Key West Neighborhoods: What You Need to Know

October 1st, 2015

An island of eight square miles with a population of 25,000 people, Key West is one of the most dynamic small towns in America. With a melting pot of residents from all over the country, its various charms equate to paradise for many. While the island’s most distinctive division is Old Town and New Town, there are a handful of other neighborhoods that give the island its unique character.

Old Town
Old Town is the heart of historic Key West where all of the tourist attractions, restaurants and nightlife are found along its main artery, Duval Street. Many locals call Old Town home and love how convenient it is to get around in the walkable neighborhood. The borders of Old Town are typically considered within the northwest confines of White and Truman Streets and the Gulf of Mexico. The easiest way to get around is by bicycle, scooter and skateboard, and residential and paid parking spots are also available for cars. Old Town is widely considered the most desirable part of the island and therefore, the most expensive. It’s the true heart of Key West.

New Town
By contrast, New Town is largely residential and many people who live here are families who have called Key West home for generations. With a handful of off the beaten path restaurants and various shopping centers, New Town is a place to get business done. This is where you’ll find large grocery stores, hardware shops, fast food chain restaurants and a movie theater. The advantage of living in New Town is that you get more for your money. Larger homes and lots are available for a fraction of the cost of a home in Old Town.

Map of Key West Neighborhoods

More Key West neighborhoods

Bahama Village
Bahama Village is found within Old Town to the southwest of Whitehead Street. Petronia Street is the heart of this neighborhood, originally settled by Key West’s Bahamian population. Once considered an unsavory neighborhood, Bahama Village is now one of the hippest hoods in Key West with great local boutiques, restaurants and art galleries. Blue Heaven, a Key West restaurant and institution, has long anchored the neighborhood and drawn locals and visitors alike. This was once a part of town where you could find a great deal on a home, but prices have been on a steady rise in recent years.

Historic Seaport
Northeast of Duval Street and set against the Key West Channel, you’ll find the streets that occupies the Historic Seaport. This desirable Old Town neighborhood retains that Old Key West charm with a great variety of classic Key West restaurants, like Pepe’s and Harpoon Harry’s, as well as new and exciting dining destinations, like Eaton Street Bakery and Help Yourself.

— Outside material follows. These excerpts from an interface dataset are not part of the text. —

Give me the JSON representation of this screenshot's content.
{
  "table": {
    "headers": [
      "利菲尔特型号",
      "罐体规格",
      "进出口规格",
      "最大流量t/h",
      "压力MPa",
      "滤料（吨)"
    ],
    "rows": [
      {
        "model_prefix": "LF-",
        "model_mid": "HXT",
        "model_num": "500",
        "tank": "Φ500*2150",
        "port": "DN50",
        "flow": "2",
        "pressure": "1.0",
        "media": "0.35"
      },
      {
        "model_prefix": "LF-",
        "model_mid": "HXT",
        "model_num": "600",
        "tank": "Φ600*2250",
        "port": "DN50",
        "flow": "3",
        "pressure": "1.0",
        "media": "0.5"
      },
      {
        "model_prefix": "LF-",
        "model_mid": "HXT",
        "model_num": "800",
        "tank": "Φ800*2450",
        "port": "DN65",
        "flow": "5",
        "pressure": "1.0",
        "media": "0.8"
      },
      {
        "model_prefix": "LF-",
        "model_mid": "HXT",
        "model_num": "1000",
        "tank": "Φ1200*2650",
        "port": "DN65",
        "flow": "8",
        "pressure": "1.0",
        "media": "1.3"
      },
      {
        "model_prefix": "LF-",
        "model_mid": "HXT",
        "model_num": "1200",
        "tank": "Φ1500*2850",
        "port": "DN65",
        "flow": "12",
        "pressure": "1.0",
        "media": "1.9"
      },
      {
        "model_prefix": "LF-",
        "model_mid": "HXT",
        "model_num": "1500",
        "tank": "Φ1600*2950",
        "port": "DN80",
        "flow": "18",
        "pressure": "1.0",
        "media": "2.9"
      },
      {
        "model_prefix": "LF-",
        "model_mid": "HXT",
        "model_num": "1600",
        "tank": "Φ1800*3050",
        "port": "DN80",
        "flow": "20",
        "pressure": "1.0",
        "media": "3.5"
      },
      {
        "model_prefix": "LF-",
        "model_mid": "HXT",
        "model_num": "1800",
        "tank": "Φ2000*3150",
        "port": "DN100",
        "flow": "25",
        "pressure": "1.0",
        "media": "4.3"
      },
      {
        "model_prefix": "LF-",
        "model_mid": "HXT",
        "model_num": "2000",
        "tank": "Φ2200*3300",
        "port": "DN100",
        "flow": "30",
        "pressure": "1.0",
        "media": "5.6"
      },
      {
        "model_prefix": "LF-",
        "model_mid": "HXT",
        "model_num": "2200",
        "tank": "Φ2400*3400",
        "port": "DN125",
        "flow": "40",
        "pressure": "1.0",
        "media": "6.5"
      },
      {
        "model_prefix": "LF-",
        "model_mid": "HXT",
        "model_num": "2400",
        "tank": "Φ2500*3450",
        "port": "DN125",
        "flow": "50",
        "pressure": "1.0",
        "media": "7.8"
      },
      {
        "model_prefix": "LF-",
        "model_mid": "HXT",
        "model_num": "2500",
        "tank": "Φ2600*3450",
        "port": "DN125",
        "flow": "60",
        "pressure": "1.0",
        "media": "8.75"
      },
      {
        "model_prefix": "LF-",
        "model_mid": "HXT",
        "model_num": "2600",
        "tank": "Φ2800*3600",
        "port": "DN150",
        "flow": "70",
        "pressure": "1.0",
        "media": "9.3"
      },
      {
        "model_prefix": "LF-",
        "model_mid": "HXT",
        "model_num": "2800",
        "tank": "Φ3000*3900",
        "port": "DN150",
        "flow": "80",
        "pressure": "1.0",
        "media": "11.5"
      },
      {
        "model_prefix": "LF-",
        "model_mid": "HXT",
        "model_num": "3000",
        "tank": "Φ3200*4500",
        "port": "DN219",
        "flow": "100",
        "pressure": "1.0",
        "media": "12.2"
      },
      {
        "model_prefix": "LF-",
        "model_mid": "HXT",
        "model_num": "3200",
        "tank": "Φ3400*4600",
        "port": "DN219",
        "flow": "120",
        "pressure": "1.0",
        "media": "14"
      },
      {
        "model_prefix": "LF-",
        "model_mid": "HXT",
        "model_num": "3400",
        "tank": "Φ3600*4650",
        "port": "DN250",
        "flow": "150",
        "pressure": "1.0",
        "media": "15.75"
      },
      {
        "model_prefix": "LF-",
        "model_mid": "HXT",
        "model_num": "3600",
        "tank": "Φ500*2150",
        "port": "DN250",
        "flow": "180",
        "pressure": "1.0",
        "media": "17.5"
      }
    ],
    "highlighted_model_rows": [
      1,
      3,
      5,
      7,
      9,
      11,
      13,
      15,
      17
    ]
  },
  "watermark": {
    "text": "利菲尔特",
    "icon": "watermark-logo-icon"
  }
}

The picturesque setting of the marina is a major attraction and there are many highly sought after historic homes here.

Casa Marina/The Beaches
Don’t confuse Old Town with oceanfront real estate. The neighborhood encompassing the southern stretches of the island and the Atlantic Ocean is called Casa Marina for the iconic resort found there. While still within close proximity to Old Town, this neighborhood is technically on the fringes. It’s a quiet, laidback residential community with contemporary built homes. It’s also where you’ll find the classic Key West restaurant Louie’s Backyard.

Truman Annex
A planned subdivision adjacent to Mallory Square and en route to Fort Zachary Taylor State Park & Beach, Truman Annex is a desirable residence with a uniform design scheme that could be described as conch cottage moderne. Named for the Truman Little White House within the neighborhood, it’s filled with both condos and free-standing homes with access to community swimming pools and beautifully landscaped gardens. It’s an ideal Old Town location within walking distance to Duval Street that’s appealing for both its Key West charm and modern comforts.

Mid-Town
As the name implies, Mid-Town is the neighborhood that blurs the lines between Old and New. Generally considered to be between White Street and 6th Street, Mid-Town is a happy medium between the action of Old Town and the quiet of New Town. A mostly residential neighborhood of both new and old homes, it’s a tranquil community with big yards and wide streets.